WHAT THE TASK REQUIRES: From the first line to the last, restate the material word for word; pictures stay out.

----- DATA EXCERPTS

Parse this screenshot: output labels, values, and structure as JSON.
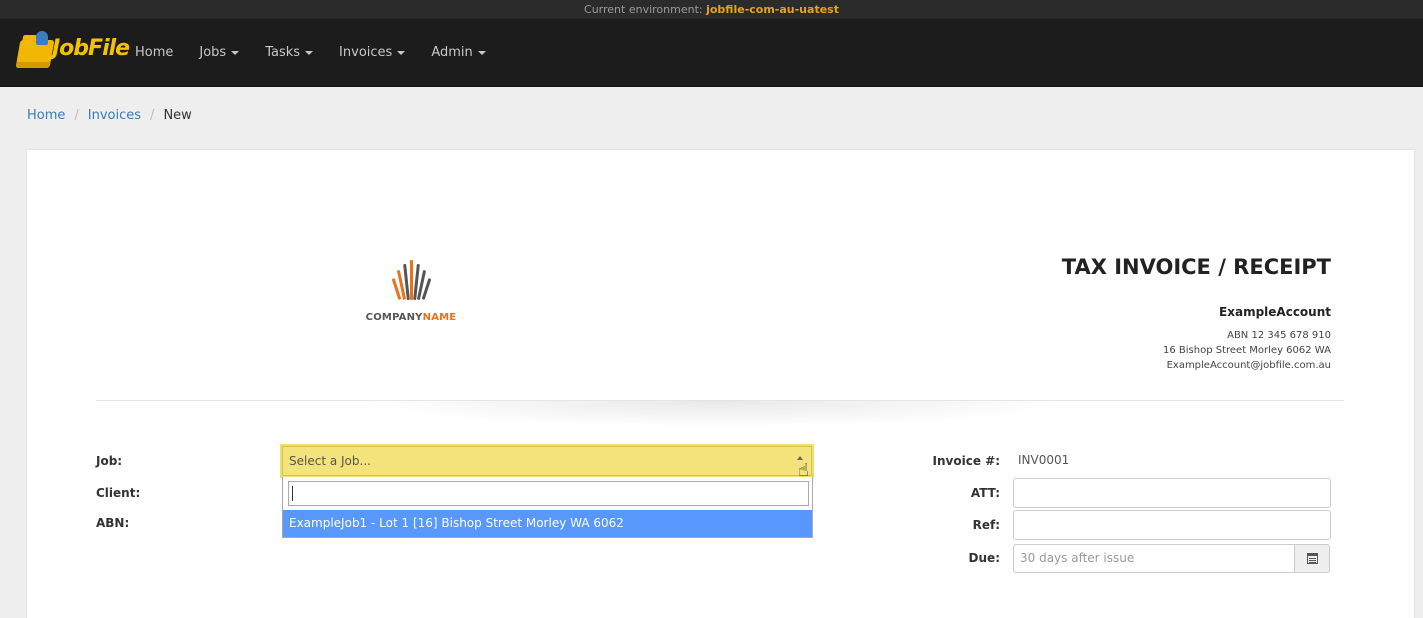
{
  "env": {
    "label": "Current environment:",
    "value": "jobfile-com-au-uatest"
  },
  "brand": {
    "name": "JobFile"
  },
  "nav": {
    "items": [
      "Home",
      "Jobs",
      "Tasks",
      "Invoices",
      "Admin"
    ]
  },
  "breadcrumb": {
    "home": "Home",
    "invoices": "Invoices",
    "current": "New"
  },
  "logo": {
    "part1": "COMPANY",
    "part2": "NAME"
  },
  "invoice": {
    "title": "TAX INVOICE / RECEIPT",
    "account_name": "ExampleAccount",
    "abn": "ABN 12 345 678 910",
    "address": "16 Bishop Street Morley 6062 WA",
    "email": "ExampleAccount@jobfile.com.au"
  },
  "form": {
    "job_label": "Job:",
    "client_label": "Client:",
    "abn_label": "ABN:",
    "job_placeholder": "Select a Job...",
    "job_search_value": "",
    "job_option": "ExampleJob1 - Lot 1 [16] Bishop Street Morley WA 6062",
    "invoice_num_label": "Invoice #:",
    "invoice_num_value": "INV0001",
    "att_label": "ATT:",
    "att_value": "",
    "ref_label": "Ref:",
    "ref_value": "",
    "due_label": "Due:",
    "due_placeholder": "30 days after issue"
  },
  "colors": {
    "brand_yellow": "#f3c300",
    "logo_orange": "#e8731a",
    "highlight_blue": "#5897fb",
    "link_blue": "#3a7ab8"
  }
}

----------

EXERCISE SOLUTION:
Parse this screenshot: output labels, values, and structure as JSON.
{
  "env": {
    "label": "Current environment:",
    "value": "jobfile-com-au-uatest"
  },
  "brand": {
    "name": "JobFile"
  },
  "nav": {
    "items": [
      "Home",
      "Jobs",
      "Tasks",
      "Invoices",
      "Admin"
    ]
  },
  "breadcrumb": {
    "home": "Home",
    "invoices": "Invoices",
    "current": "New"
  },
  "logo": {
    "part1": "COMPANY",
    "part2": "NAME"
  },
  "invoice": {
    "title": "TAX INVOICE / RECEIPT",
    "account_name": "ExampleAccount",
    "abn": "ABN 12 345 678 910",
    "address": "16 Bishop Street Morley 6062 WA",
    "email": "ExampleAccount@jobfile.com.au"
  },
  "form": {
    "job_label": "Job:",
    "client_label": "Client:",
    "abn_label": "ABN:",
    "job_placeholder": "Select a Job...",
    "job_search_value": "",
    "job_option": "ExampleJob1 - Lot 1 [16] Bishop Street Morley WA 6062",
    "invoice_num_label": "Invoice #:",
    "invoice_num_value": "INV0001",
    "att_label": "ATT:",
    "att_value": "",
    "ref_label": "Ref:",
    "ref_value": "",
    "due_label": "Due:",
    "due_placeholder": "30 days after issue"
  },
  "colors": {
    "brand_yellow": "#f3c300",
    "logo_orange": "#e8731a",
    "highlight_blue": "#5897fb",
    "link_blue": "#3a7ab8"
  }
}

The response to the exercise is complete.